I also had the honor of being elected to the executive committee of the Outer Critics Circle and to the American Theatre Critics Association, for whom I moderated a panel at last fall’s New York conference whose timely theme was “Beyond Straight White Men: Diversity on Page and Stage.”

But all of that began here, with this blog. And I am so grateful to those of you who've been reading these posts over the past dozen years and to those of you who might be visiting for the first time today. 

My calendar is already filling up with all kinds of promising shows and I hope all of you will stick around so that I look can share my thoughts about them with you in the coming year. In the meantime, a belated Happy Valentine's Day and, of course, happy theatergoing too.

February 9, 2019

"God Said This" is Quietly Eloquent

The only thing I didn’t like about Leah Nanako Winkler’s play God Said This is its all-purpose title which seems too generic for this simultaneously very specific and totally universal drama about a fractured family struggling to come together as its matriarch battles cancer.

The daughter of a Japanese mother and a white father, the play’s protagonist Hiro grew up in Kentucky but has made a life in New York City where she has distanced herself from a troubled childhood that included the alcoholism of her father, the acquiescence to domestic abuse by her mother and her younger sister's attempt to find refuge from it all in an early marriage and her evangelical faith. All these circumstances collide when her mother's worsening condition causes Hiro to return home.

Granted all this is the stuff from which Lifetime movies get made but Winkler, herself a transplanted southerner and the daughter of interracial parents (click here to read more about her), wrote the play during her own mother’s chemotherapy sessions and it pulses with an authenticity and a generosity of spirit steeped in that lived experience. 

And although laced with wry humor, God Said This also dares to ponder serious questions about what it means to live a good life or to have a good death. In the process, the play admirably manages to sidestep every conventional trope it encounters.

The white guy from high school that Hiro hooks up with during her visit home isn’t a good-ole-boy redneck. Sophie’s born-again faith isn’t ridiculed. And the women’s ethnicity isn’t the determining factor in their identity. What we get instead is just recognizable people who, like all of us, are just doing what they can to play the cards life has dealt them.

The result isn’t the kind of genre-pushing play that gets critics cheering (only a half dozen middling reviews can be found on the aggregation site Show Score) but God Said This is a fresh riff on an old standard and it's easy to see why it won last year’s Yale Prize for Drama, awarded annually to an emerging playwright (check here to read about that).

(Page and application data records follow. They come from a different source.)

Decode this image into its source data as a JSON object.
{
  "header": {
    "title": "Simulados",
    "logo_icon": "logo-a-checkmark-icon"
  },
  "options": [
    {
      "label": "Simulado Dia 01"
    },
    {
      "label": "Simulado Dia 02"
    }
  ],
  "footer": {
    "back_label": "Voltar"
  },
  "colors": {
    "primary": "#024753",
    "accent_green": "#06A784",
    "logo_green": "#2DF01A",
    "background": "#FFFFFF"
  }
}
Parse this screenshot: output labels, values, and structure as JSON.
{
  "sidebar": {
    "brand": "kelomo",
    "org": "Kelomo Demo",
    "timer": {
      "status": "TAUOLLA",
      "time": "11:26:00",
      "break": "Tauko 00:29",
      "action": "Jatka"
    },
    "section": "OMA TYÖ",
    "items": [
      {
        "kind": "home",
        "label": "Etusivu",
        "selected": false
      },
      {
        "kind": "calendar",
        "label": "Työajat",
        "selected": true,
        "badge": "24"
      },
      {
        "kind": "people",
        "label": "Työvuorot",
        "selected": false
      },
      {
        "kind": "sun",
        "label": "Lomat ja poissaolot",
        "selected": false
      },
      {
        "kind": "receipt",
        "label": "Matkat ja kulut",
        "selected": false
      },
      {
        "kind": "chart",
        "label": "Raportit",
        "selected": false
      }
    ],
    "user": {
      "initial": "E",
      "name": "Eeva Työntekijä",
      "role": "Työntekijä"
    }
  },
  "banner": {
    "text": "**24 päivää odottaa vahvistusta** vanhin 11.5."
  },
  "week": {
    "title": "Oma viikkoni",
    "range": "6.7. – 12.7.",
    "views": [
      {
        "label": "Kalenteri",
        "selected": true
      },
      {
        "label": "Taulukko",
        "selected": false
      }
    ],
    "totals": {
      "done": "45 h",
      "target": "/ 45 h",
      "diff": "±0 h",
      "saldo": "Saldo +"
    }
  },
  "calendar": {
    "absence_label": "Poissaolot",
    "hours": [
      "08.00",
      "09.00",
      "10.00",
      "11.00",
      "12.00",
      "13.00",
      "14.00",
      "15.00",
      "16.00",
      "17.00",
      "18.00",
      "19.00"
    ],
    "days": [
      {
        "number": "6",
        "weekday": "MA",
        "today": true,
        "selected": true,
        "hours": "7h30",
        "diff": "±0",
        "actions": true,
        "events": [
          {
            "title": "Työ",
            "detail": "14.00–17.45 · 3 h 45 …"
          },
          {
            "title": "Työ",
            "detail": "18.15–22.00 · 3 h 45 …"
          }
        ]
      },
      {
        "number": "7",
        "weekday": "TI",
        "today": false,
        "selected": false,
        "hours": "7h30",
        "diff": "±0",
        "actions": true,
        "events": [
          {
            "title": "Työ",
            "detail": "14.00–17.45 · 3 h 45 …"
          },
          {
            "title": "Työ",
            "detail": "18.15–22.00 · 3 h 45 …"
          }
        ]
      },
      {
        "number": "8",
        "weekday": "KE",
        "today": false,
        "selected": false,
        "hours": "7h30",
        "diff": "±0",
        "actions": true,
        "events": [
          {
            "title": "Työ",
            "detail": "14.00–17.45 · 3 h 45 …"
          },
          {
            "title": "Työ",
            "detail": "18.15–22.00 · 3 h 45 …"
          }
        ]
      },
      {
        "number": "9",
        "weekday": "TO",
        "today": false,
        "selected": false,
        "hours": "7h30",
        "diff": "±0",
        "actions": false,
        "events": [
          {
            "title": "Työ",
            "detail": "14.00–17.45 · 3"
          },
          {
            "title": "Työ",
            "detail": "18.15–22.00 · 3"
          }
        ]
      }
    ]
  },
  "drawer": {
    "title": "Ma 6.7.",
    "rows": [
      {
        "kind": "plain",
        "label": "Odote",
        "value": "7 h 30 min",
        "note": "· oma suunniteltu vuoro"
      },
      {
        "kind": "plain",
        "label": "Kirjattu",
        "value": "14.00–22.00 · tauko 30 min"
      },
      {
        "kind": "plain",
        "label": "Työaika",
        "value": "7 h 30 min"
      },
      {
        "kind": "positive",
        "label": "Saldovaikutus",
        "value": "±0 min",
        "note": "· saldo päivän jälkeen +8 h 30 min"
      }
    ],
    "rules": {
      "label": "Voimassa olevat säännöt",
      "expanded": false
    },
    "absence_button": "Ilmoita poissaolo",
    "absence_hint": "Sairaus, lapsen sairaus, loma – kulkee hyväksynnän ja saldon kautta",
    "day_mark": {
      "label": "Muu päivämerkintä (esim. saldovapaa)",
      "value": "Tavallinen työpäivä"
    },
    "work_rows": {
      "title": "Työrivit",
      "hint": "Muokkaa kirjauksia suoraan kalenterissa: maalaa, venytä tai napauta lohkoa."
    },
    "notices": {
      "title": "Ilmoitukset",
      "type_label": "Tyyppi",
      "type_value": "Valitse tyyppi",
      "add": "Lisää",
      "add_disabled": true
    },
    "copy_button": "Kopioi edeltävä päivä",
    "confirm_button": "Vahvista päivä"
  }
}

This Primary Stages production directed by Morgan Gould offers a lovely showcase for the play, filled with entertaining performances, especially from Tom Coiner as the high school friend and Ako as the mother. It’s running at the Cherry Lane Theater only through Feb. 15 17 but if you can, you should see it.